*** INFORMATION SHOWN ***

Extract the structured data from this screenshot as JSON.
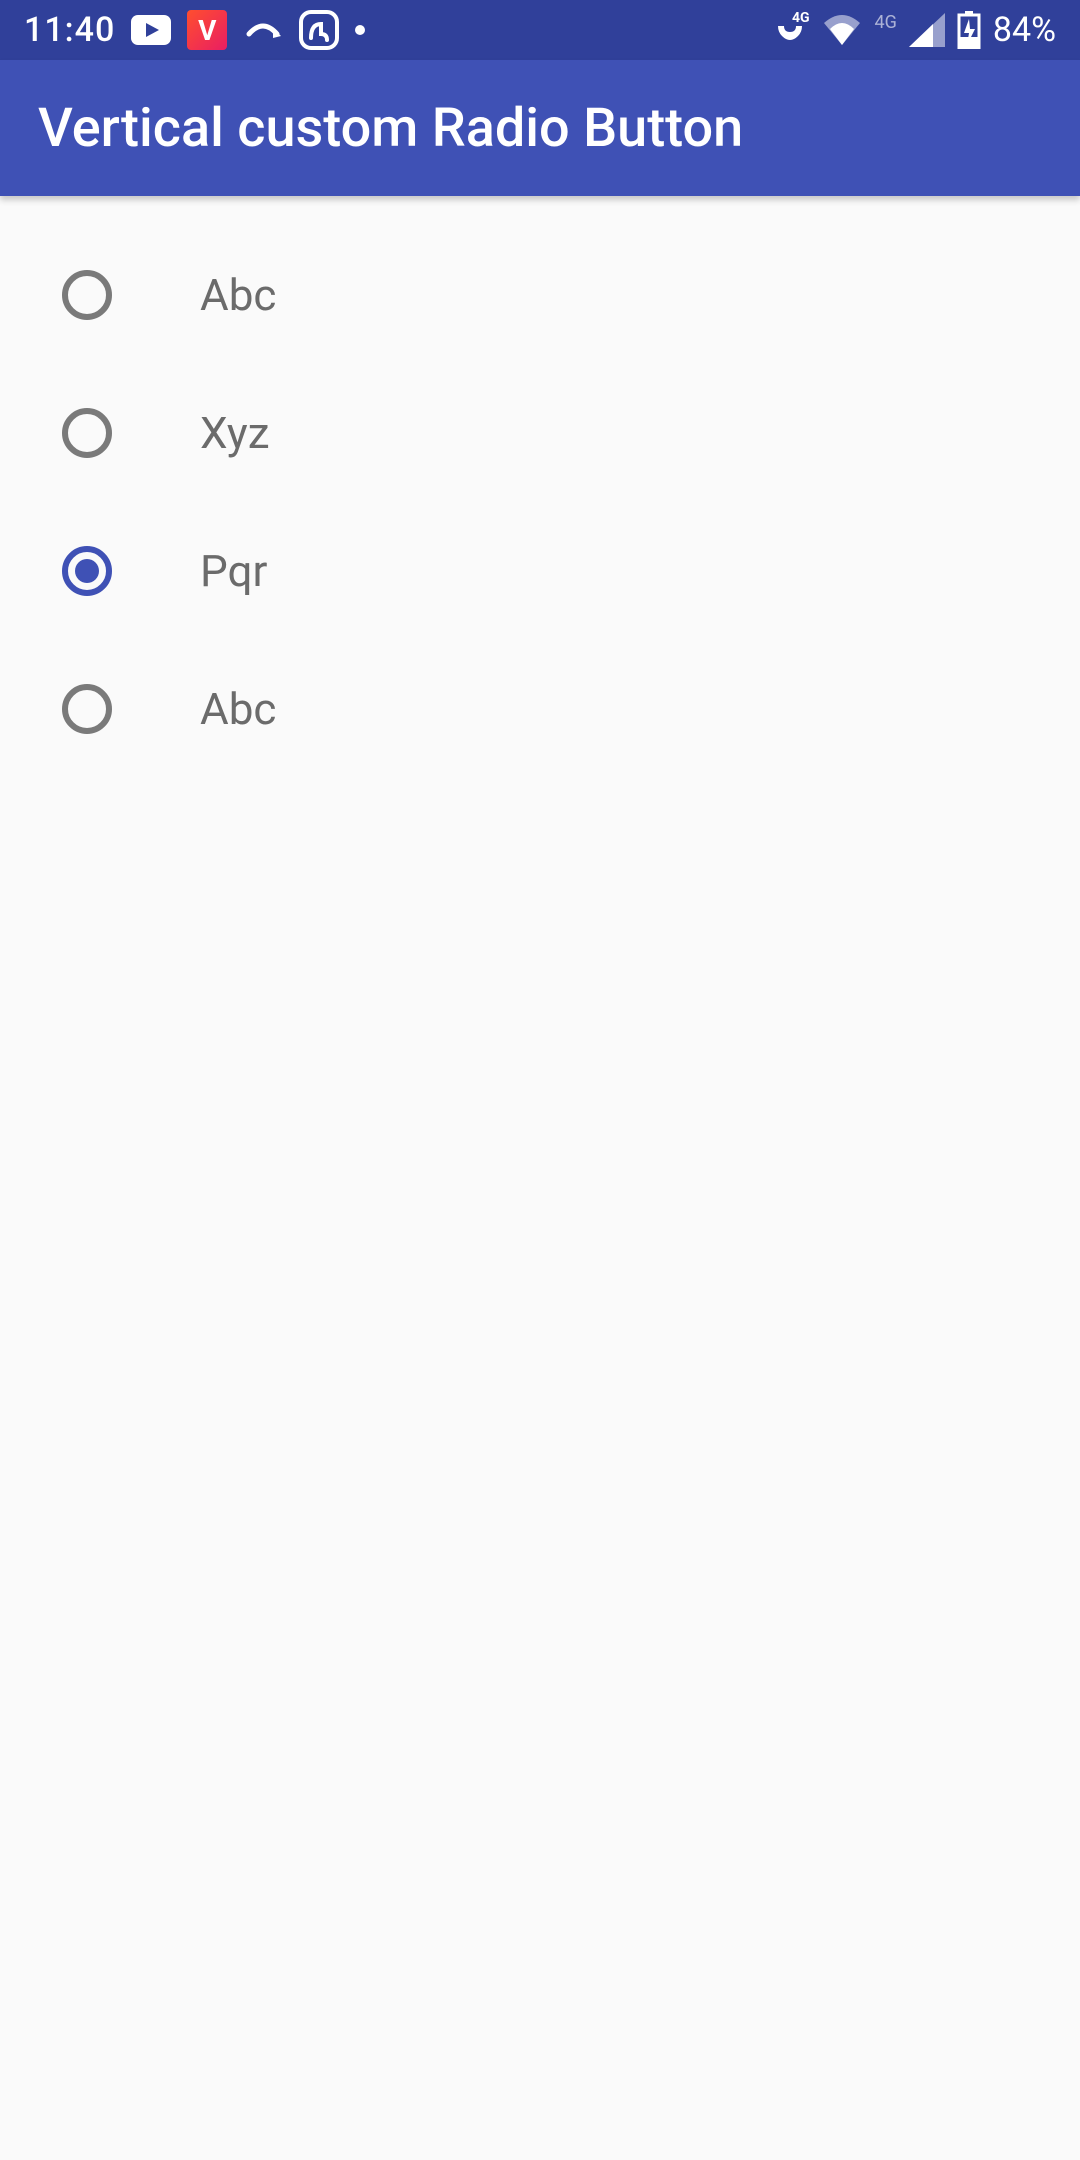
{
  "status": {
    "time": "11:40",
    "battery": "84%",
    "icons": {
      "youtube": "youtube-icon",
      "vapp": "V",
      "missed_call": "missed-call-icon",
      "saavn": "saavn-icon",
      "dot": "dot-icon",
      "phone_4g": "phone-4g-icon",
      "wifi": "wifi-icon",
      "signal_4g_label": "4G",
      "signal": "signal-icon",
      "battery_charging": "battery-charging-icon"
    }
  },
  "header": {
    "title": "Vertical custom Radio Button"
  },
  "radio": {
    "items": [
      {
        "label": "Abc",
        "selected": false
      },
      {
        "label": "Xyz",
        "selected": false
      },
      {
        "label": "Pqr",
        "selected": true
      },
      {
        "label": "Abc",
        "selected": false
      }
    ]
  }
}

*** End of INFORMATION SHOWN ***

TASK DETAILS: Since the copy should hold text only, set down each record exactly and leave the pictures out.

OUTPUT BELOW:
Extract the structured data from this screenshot as JSON.
{
  "status": {
    "time": "11:40",
    "battery": "84%",
    "icons": {
      "youtube": "youtube-icon",
      "vapp": "V",
      "missed_call": "missed-call-icon",
      "saavn": "saavn-icon",
      "dot": "dot-icon",
      "phone_4g": "phone-4g-icon",
      "wifi": "wifi-icon",
      "signal_4g_label": "4G",
      "signal": "signal-icon",
      "battery_charging": "battery-charging-icon"
    }
  },
  "header": {
    "title": "Vertical custom Radio Button"
  },
  "radio": {
    "items": [
      {
        "label": "Abc",
        "selected": false
      },
      {
        "label": "Xyz",
        "selected": false
      },
      {
        "label": "Pqr",
        "selected": true
      },
      {
        "label": "Abc",
        "selected": false
      }
    ]
  }
}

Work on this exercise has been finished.